• _PROMPT_
For the word "size", return each line of the data in which it occurs.

Top of THE DATA

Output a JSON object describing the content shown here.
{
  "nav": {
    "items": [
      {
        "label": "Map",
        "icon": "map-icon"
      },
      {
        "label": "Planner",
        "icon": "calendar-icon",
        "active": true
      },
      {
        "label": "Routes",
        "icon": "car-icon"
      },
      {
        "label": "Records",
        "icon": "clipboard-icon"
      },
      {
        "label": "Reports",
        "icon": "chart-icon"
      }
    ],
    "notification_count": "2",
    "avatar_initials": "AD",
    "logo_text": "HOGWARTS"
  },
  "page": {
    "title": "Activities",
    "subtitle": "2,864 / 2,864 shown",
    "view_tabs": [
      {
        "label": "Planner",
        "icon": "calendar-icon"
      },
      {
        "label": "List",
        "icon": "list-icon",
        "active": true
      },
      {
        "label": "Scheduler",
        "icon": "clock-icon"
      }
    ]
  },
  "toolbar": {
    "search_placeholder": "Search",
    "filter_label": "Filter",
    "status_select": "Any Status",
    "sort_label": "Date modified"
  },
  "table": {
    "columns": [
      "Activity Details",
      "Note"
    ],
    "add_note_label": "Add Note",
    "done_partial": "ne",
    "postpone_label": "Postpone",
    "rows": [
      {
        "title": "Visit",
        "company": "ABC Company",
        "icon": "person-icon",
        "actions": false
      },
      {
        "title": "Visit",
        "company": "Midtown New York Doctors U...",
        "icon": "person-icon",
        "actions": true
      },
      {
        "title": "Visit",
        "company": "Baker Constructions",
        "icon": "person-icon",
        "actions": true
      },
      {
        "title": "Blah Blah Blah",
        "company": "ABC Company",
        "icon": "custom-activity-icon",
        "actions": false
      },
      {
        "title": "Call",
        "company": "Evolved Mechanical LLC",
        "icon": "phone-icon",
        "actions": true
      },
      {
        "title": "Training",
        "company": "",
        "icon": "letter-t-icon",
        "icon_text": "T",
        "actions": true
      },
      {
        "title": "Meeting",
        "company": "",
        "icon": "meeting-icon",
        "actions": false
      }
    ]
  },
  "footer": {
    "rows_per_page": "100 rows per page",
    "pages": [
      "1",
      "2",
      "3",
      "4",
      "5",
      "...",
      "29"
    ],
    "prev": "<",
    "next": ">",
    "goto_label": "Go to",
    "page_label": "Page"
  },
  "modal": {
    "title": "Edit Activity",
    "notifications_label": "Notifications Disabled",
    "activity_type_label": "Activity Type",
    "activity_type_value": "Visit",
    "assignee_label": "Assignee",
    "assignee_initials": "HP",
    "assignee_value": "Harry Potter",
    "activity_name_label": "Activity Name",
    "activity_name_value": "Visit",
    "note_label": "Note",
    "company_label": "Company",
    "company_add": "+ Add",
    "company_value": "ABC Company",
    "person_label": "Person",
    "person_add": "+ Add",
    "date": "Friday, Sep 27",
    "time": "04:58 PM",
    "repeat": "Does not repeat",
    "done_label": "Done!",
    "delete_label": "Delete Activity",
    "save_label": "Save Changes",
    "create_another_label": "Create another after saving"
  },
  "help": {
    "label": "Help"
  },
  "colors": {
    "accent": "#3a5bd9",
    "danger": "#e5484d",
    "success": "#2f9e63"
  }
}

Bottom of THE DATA
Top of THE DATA

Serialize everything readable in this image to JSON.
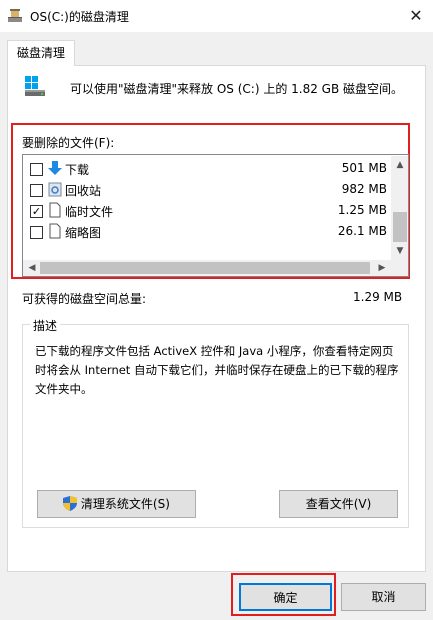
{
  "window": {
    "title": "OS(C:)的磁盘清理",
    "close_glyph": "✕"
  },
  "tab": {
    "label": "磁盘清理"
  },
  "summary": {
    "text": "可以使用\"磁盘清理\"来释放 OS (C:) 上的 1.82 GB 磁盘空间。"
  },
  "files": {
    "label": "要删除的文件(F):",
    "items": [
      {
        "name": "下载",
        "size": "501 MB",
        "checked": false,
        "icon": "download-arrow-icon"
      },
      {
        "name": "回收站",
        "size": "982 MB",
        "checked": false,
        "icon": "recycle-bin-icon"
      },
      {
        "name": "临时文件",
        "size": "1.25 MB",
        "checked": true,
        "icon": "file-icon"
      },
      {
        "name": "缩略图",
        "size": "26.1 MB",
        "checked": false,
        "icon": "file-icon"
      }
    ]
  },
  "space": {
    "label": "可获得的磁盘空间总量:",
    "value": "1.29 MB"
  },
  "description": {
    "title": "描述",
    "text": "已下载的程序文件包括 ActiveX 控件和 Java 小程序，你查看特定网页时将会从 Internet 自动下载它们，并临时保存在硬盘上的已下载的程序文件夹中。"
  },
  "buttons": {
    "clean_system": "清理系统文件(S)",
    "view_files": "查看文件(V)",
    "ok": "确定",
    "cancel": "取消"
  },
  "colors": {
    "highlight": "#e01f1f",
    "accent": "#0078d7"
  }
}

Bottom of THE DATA

• _ANSWER FOR THE TASK_
        "size": "501 MB",
        "size": "982 MB",
        "size": "1.25 MB",
        "size": "26.1 MB",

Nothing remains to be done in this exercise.